Dataset excerpts
——

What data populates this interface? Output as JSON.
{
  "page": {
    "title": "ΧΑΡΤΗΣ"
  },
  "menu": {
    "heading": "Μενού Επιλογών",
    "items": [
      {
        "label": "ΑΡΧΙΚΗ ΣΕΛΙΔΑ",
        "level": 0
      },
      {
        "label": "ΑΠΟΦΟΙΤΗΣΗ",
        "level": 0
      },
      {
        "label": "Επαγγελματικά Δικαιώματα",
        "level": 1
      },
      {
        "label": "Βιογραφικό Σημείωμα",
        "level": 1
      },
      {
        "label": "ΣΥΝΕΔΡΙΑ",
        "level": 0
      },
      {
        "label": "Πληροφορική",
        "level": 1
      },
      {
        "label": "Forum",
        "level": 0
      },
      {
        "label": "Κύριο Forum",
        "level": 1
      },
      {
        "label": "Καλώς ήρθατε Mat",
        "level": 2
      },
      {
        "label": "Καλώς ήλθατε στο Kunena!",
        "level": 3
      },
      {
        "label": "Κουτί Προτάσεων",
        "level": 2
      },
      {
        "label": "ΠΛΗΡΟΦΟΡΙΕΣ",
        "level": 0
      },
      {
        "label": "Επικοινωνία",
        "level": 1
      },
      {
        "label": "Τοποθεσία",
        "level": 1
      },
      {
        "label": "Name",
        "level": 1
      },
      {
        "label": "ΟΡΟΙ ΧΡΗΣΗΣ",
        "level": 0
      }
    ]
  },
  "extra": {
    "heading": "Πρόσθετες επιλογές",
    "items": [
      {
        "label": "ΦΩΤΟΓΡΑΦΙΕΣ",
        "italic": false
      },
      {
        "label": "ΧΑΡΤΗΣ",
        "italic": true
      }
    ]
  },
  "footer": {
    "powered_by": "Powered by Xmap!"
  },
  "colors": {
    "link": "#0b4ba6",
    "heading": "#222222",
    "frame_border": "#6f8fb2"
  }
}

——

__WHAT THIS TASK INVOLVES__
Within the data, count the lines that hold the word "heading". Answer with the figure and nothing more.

__WORKED SOLUTION__
3